What is Dementophobia: Causes, Symptoms and How to Deal With it
We all have been asked not to do certain things or else we might go insane. In fact, whenever we see someone overinvesting in something that won’t have a fruitful response, we ask them to quit because we fear it will start affecting their mental well-being.
Many of us fear going insane or mad but do all of us have dementophobia? NO! Those with dementophobia (fear of going insane), live in fear of going crazy without any reason. The fear is baseless, irrational, and uncontrollable.
When I say, fear of going insane, the term insane means having a mental illness. This makes it so ironic that people with dementophobia fear developing a mental illness and that fear itself has made them develop dementophobia (a mental illness).
Let’s get a better look at this ironic mental condition, dementophobia (the fear of going insane)…
What Does Dementophobia Mean?
Dementophobia can be defined as the extreme and irrational fear of going insane or developing a mental illness. Some call it the fear of psychosis as well. People who have dementophobia are so scared of going crazy that they are anxious almost all the time.
It doesn’t stop just there, these people fear going insane along with that they also fear meeting people with mental illness. They simply reduce to even thinking of insanity, leave alone watching someone deal with it.
Dementophobia makes you do all kinds of crazy stuff just so that you don’t go mad. It always makes me crack but makes me sad at the same time that the thing dementophobia are trying to protect themselves from is actually living inside of them.
Do you fear going crazy? Let’s look at the symptoms and find out…
Symptoms of Dementophobia
People who suffer from dementophobia have an irrational fear of losing their minds. They become so out of touch with reality that everything feels like it’s going to drive them crazy.

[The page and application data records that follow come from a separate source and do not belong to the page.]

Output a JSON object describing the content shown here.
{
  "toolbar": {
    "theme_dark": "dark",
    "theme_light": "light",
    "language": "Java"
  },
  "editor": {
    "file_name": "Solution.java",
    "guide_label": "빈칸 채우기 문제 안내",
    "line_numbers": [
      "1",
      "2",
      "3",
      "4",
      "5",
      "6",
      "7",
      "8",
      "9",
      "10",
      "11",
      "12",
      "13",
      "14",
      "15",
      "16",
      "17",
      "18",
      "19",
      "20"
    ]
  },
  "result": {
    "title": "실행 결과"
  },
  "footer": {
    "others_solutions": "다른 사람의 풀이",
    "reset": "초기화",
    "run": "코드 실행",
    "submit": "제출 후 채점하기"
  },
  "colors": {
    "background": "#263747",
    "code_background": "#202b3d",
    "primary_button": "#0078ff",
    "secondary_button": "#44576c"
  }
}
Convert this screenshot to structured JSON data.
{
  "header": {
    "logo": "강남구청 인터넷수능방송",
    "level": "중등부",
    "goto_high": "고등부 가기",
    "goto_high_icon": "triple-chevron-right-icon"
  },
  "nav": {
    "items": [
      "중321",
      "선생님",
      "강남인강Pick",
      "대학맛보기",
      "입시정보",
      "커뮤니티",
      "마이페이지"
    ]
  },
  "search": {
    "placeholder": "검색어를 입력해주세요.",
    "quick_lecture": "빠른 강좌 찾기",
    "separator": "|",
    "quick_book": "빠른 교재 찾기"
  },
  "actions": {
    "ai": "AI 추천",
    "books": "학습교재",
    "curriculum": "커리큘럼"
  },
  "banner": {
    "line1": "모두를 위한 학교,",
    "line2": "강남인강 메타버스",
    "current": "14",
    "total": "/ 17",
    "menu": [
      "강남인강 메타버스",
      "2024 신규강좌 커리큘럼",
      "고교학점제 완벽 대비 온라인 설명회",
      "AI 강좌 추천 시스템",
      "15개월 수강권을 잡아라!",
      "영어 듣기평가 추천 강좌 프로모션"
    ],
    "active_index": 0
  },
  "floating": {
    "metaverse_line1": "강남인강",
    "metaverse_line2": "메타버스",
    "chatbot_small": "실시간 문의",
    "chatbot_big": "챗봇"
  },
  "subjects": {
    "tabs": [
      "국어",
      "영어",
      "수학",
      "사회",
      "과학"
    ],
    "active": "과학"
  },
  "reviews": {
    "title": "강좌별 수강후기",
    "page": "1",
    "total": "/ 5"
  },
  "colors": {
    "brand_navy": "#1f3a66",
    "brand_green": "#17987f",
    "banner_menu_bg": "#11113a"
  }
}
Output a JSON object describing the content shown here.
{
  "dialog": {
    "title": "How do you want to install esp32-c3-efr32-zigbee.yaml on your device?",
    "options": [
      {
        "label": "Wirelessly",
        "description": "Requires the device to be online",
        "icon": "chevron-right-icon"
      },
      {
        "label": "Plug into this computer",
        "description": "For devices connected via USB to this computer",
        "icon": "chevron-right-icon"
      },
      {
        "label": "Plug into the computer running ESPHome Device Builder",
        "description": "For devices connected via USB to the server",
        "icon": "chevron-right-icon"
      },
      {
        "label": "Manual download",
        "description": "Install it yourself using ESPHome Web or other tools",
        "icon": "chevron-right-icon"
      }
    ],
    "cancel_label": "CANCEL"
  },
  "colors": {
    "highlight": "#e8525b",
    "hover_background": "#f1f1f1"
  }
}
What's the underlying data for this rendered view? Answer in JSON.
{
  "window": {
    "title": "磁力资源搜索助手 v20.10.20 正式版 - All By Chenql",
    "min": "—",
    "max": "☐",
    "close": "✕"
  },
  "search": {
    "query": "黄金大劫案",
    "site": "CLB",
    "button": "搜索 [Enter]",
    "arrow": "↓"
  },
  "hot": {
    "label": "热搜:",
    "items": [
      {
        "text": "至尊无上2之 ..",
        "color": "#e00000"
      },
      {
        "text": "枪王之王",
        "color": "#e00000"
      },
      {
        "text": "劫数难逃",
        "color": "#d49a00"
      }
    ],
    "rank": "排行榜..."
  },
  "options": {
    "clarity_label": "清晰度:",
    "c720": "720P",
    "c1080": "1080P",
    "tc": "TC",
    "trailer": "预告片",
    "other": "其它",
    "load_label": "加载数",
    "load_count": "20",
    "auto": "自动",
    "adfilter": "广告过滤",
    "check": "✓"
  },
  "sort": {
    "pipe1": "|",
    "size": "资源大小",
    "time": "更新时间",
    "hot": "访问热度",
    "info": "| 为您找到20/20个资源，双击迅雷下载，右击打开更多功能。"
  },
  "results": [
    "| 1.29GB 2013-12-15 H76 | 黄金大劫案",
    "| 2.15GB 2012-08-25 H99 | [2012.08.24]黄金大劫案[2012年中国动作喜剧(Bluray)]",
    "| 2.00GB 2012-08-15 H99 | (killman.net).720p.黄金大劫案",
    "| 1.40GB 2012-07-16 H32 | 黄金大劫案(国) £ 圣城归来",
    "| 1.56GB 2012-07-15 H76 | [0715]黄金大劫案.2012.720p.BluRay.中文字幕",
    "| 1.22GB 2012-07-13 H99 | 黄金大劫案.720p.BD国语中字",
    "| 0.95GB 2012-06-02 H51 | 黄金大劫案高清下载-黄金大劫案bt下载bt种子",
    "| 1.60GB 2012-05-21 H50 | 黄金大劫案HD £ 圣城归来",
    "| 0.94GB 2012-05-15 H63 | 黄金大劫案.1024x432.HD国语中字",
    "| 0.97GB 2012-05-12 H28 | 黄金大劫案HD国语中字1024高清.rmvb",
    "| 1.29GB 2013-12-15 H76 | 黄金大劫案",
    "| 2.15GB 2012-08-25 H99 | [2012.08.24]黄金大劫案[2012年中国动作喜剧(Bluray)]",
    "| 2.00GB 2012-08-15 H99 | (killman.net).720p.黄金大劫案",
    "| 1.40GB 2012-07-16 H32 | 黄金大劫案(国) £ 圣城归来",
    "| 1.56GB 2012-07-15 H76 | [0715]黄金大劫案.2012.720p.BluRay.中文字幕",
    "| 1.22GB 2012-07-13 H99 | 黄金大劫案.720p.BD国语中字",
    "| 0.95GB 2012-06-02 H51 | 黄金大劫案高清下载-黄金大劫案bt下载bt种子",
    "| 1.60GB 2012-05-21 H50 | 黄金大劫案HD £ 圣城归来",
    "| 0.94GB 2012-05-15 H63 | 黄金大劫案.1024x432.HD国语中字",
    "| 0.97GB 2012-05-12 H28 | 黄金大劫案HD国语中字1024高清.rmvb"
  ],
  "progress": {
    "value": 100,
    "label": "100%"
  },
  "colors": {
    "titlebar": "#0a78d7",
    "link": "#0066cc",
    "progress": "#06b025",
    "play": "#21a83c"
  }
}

Even though dementophobia is a specific phobia and is not as common as other general phobias, many people fear mental illness and this fear can turn into dementophobia.
To know if you or someone you love has developed dementophobia or is just on the borderline, you need to know how dementophobia looks. Here’s a list of the most common symptoms of dementophobia;
- Anxiety about losing their mind
- Frequent Panic attacks
- Hyperaware of other people’s expression
- Judge people so that they can avoid someone who might have characteristics of being insane
- Have trust issues
- Preoccupied with intrusive thoughts
- Have obsessive and compulsive thoughts
Some other general symptoms of dementophobia include;
- Social withdrawal
- Increased palpitation
- Feeling faint
- Excessive sweating
What Causes Dementophobia?
There is no known specific cause of dementophobia. However, experts do point out the genetic factor that might play a role in developing any kind of phobia. If the family has a history of anxiety disorders or phobia, there are chances your dementophobia has stemmed from there.
The stigma attached to mental illnesses can also be one of the causes of dementophobia. People have reduced mental health conditions to a horrifying assumption like that of a ghost. People are ready to accept anything but a diagnosis of a mental health condition. When the stigma overpowers your judgment of what’s right and wrong, it can turn into fear of developing a mental health condition, dementophobia.
Another cause of dementophobia can be having witnessed someone deal with a mental illness or insanity. To see someone being insane can be traumatizing and can result in developing dementophobia.
How To Deal With Dementophobia?
Dementophobia and many other specific phobias do not really have a dedicated treatment for them. Mental health professionals usually target specific symptoms of dementophobia in order to reduce the fear and anxiety about going insane or losing their minds.
However, there are some treatment options that are being used for phobias like dementophobia, and have proven to be effective. Let’s have a look at them;
1. Exposure therapy: with exposure therapy, your therapist tries to expose you to your fear slowly (bit by bit) till the time there is no fear left in you. They basically try to make you realize that your fear is irrational and nothing is going to happen.
2. Cognitive behavioral therapy: CBT again is very helpful in treating dementophobia as it helps you identify your negative thoughts and replace them with positive ones.
3. Medication: there is no such thing as dementophobia medication but your doctor can prescribe you anti-anxiety pills to soothe your anxiety and panic attacks.
That’s All Folks!
I hope you found this blog about dementophobia, its causes, and its symptoms helpful and informative. Dementophobia may not be a very common phobia but people can develop it quite easily.
So share this blog with your friends and family so that it can be identified easily.
Thanks for reading.
Take care and stay safe